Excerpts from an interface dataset

- Opening Delimiter -

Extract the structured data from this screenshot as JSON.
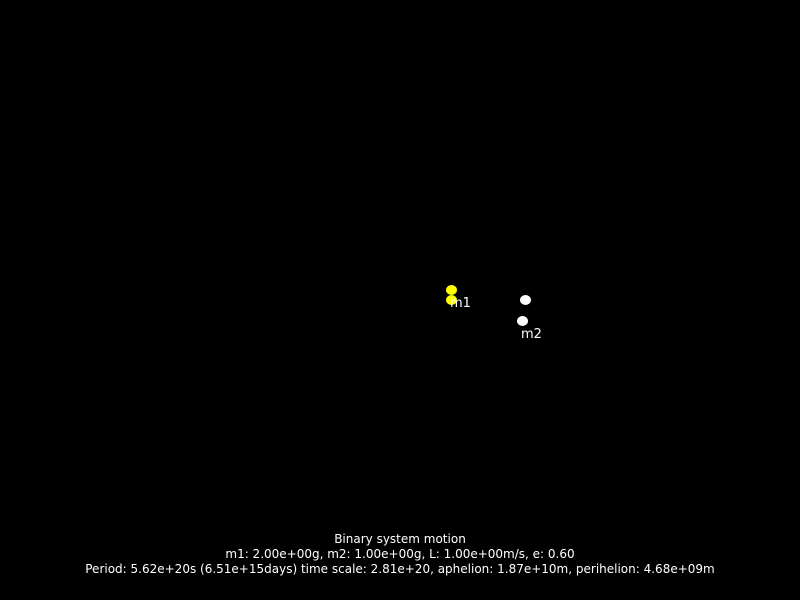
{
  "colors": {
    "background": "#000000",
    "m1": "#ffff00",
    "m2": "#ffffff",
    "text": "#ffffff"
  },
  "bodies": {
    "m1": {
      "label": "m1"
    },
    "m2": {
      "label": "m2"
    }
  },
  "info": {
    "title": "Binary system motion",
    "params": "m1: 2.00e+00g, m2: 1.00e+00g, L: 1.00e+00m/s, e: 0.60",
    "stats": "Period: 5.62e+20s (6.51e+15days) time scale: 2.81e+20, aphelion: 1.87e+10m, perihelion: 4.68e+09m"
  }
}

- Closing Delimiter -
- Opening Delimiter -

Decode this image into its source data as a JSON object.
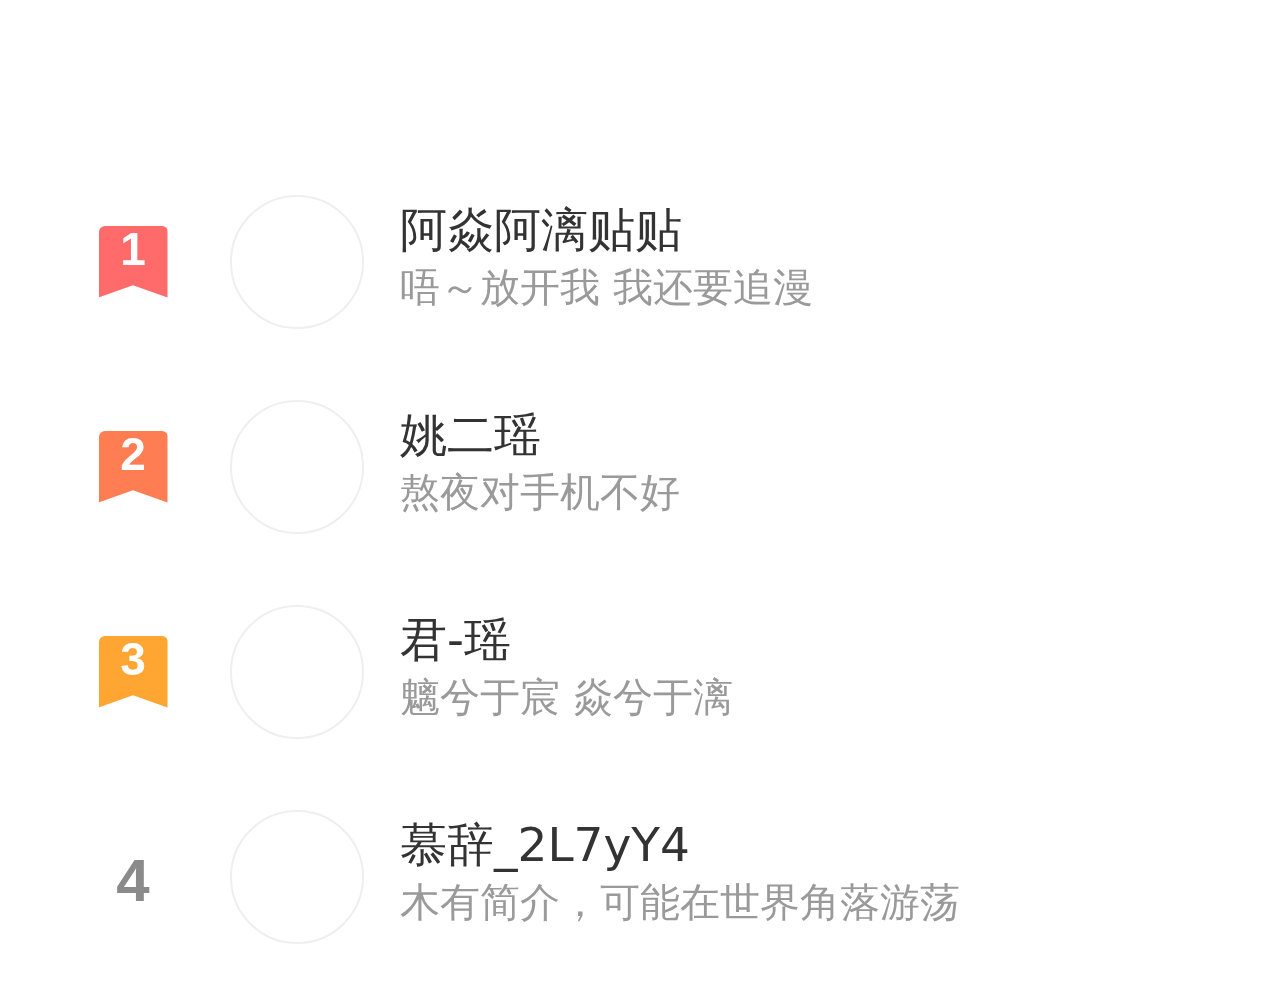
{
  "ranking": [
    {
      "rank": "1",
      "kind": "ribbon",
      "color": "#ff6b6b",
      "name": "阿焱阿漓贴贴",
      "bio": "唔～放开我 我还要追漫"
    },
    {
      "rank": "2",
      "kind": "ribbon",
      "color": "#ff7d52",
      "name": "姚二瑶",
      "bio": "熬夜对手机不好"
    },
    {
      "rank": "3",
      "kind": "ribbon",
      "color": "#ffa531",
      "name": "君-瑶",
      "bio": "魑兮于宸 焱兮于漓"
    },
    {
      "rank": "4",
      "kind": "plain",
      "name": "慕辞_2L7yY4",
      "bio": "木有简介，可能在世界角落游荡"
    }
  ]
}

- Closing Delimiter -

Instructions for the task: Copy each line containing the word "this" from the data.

Response below:
Extract the structured data from this screenshot as JSON.
Decode this image into its source data as a JSON object.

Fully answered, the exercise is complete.